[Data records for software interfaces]
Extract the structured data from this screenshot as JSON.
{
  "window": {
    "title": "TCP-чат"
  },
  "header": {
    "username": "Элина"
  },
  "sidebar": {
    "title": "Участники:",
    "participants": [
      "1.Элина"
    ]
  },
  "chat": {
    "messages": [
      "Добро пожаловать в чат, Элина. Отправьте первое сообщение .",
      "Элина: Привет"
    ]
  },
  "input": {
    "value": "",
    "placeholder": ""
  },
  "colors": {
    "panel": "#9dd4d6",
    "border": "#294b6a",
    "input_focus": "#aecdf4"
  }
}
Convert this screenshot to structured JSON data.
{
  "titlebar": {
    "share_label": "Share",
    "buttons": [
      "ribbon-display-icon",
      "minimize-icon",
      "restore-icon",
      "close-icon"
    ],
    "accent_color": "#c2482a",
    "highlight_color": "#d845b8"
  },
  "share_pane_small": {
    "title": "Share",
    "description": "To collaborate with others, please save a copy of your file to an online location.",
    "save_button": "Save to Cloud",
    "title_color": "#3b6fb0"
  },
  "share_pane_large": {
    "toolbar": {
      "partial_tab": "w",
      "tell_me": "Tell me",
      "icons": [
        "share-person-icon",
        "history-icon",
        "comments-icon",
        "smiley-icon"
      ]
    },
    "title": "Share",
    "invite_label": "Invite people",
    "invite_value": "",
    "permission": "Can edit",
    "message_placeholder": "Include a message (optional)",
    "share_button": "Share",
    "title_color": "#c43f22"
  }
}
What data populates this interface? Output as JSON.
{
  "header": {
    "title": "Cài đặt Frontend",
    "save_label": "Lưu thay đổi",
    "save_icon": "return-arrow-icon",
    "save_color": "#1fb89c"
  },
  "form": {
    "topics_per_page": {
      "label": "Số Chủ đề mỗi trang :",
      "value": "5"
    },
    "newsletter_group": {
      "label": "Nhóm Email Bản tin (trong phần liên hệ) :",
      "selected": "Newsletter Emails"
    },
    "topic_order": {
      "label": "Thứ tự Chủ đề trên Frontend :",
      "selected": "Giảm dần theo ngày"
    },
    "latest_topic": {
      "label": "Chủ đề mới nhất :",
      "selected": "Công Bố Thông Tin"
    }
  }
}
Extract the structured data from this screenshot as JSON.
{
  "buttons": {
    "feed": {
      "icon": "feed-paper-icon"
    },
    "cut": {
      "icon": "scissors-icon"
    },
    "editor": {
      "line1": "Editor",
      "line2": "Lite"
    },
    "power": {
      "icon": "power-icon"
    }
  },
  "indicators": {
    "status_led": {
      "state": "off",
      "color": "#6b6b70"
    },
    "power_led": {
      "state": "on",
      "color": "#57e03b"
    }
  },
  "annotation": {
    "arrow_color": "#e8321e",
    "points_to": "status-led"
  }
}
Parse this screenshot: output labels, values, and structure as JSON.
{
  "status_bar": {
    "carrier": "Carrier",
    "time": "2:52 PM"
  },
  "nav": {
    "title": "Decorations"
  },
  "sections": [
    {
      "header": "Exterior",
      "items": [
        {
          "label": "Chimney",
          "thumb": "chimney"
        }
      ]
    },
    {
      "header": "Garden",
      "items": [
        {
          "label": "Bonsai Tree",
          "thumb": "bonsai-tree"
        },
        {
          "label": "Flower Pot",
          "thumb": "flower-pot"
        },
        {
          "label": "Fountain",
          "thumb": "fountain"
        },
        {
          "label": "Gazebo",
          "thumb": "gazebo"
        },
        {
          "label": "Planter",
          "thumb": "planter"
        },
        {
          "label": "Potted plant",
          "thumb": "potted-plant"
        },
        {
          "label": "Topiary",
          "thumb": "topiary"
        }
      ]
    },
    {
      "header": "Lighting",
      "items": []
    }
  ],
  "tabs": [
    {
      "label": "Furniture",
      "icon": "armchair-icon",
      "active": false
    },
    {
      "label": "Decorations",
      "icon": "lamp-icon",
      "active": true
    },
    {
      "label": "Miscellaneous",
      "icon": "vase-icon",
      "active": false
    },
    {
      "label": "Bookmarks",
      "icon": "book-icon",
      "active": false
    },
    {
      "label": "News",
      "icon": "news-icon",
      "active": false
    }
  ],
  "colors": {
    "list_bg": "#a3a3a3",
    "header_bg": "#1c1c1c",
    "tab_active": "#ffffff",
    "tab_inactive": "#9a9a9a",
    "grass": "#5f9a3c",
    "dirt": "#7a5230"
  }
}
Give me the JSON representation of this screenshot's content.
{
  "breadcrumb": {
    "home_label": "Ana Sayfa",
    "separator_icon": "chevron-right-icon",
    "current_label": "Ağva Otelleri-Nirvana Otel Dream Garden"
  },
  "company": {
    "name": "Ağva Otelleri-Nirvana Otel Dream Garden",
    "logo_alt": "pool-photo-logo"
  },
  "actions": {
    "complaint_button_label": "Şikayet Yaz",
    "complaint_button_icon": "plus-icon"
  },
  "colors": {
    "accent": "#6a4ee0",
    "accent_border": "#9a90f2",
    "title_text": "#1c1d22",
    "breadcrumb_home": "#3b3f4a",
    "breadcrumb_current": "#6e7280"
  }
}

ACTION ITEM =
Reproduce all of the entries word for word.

RESULT OF THIS TASK =
Extract the structured data from this screenshot as JSON.
{
  "window": {
    "title": "TCP-чат"
  },
  "header": {
    "username": "Элина"
  },
  "sidebar": {
    "title": "Участники:",
    "participants": [
      "1.Элина"
    ]
  },
  "chat": {
    "messages": [
      "Добро пожаловать в чат, Элина. Отправьте первое сообщение .",
      "Элина: Привет"
    ]
  },
  "input": {
    "value": "",
    "placeholder": ""
  },
  "colors": {
    "panel": "#9dd4d6",
    "border": "#294b6a",
    "input_focus": "#aecdf4"
  }
}
Convert this screenshot to structured JSON data.
{
  "titlebar": {
    "share_label": "Share",
    "buttons": [
      "ribbon-display-icon",
      "minimize-icon",
      "restore-icon",
      "close-icon"
    ],
    "accent_color": "#c2482a",
    "highlight_color": "#d845b8"
  },
  "share_pane_small": {
    "title": "Share",
    "description": "To collaborate with others, please save a copy of your file to an online location.",
    "save_button": "Save to Cloud",
    "title_color": "#3b6fb0"
  },
  "share_pane_large": {
    "toolbar": {
      "partial_tab": "w",
      "tell_me": "Tell me",
      "icons": [
        "share-person-icon",
        "history-icon",
        "comments-icon",
        "smiley-icon"
      ]
    },
    "title": "Share",
    "invite_label": "Invite people",
    "invite_value": "",
    "permission": "Can edit",
    "message_placeholder": "Include a message (optional)",
    "share_button": "Share",
    "title_color": "#c43f22"
  }
}
What data populates this interface? Output as JSON.
{
  "header": {
    "title": "Cài đặt Frontend",
    "save_label": "Lưu thay đổi",
    "save_icon": "return-arrow-icon",
    "save_color": "#1fb89c"
  },
  "form": {
    "topics_per_page": {
      "label": "Số Chủ đề mỗi trang :",
      "value": "5"
    },
    "newsletter_group": {
      "label": "Nhóm Email Bản tin (trong phần liên hệ) :",
      "selected": "Newsletter Emails"
    },
    "topic_order": {
      "label": "Thứ tự Chủ đề trên Frontend :",
      "selected": "Giảm dần theo ngày"
    },
    "latest_topic": {
      "label": "Chủ đề mới nhất :",
      "selected": "Công Bố Thông Tin"
    }
  }
}
Extract the structured data from this screenshot as JSON.
{
  "buttons": {
    "feed": {
      "icon": "feed-paper-icon"
    },
    "cut": {
      "icon": "scissors-icon"
    },
    "editor": {
      "line1": "Editor",
      "line2": "Lite"
    },
    "power": {
      "icon": "power-icon"
    }
  },
  "indicators": {
    "status_led": {
      "state": "off",
      "color": "#6b6b70"
    },
    "power_led": {
      "state": "on",
      "color": "#57e03b"
    }
  },
  "annotation": {
    "arrow_color": "#e8321e",
    "points_to": "status-led"
  }
}
Parse this screenshot: output labels, values, and structure as JSON.
{
  "status_bar": {
    "carrier": "Carrier",
    "time": "2:52 PM"
  },
  "nav": {
    "title": "Decorations"
  },
  "sections": [
    {
      "header": "Exterior",
      "items": [
        {
          "label": "Chimney",
          "thumb": "chimney"
        }
      ]
    },
    {
      "header": "Garden",
      "items": [
        {
          "label": "Bonsai Tree",
          "thumb": "bonsai-tree"
        },
        {
          "label": "Flower Pot",
          "thumb": "flower-pot"
        },
        {
          "label": "Fountain",
          "thumb": "fountain"
        },
        {
          "label": "Gazebo",
          "thumb": "gazebo"
        },
        {
          "label": "Planter",
          "thumb": "planter"
        },
        {
          "label": "Potted plant",
          "thumb": "potted-plant"
        },
        {
          "label": "Topiary",
          "thumb": "topiary"
        }
      ]
    },
    {
      "header": "Lighting",
      "items": []
    }
  ],
  "tabs": [
    {
      "label": "Furniture",
      "icon": "armchair-icon",
      "active": false
    },
    {
      "label": "Decorations",
      "icon": "lamp-icon",
      "active": true
    },
    {
      "label": "Miscellaneous",
      "icon": "vase-icon",
      "active": false
    },
    {
      "label": "Bookmarks",
      "icon": "book-icon",
      "active": false
    },
    {
      "label": "News",
      "icon": "news-icon",
      "active": false
    }
  ],
  "colors": {
    "list_bg": "#a3a3a3",
    "header_bg": "#1c1c1c",
    "tab_active": "#ffffff",
    "tab_inactive": "#9a9a9a",
    "grass": "#5f9a3c",
    "dirt": "#7a5230"
  }
}
Give me the JSON representation of this screenshot's content.
{
  "breadcrumb": {
    "home_label": "Ana Sayfa",
    "separator_icon": "chevron-right-icon",
    "current_label": "Ağva Otelleri-Nirvana Otel Dream Garden"
  },
  "company": {
    "name": "Ağva Otelleri-Nirvana Otel Dream Garden",
    "logo_alt": "pool-photo-logo"
  },
  "actions": {
    "complaint_button_label": "Şikayet Yaz",
    "complaint_button_icon": "plus-icon"
  },
  "colors": {
    "accent": "#6a4ee0",
    "accent_border": "#9a90f2",
    "title_text": "#1c1d22",
    "breadcrumb_home": "#3b3f4a",
    "breadcrumb_current": "#6e7280"
  }
}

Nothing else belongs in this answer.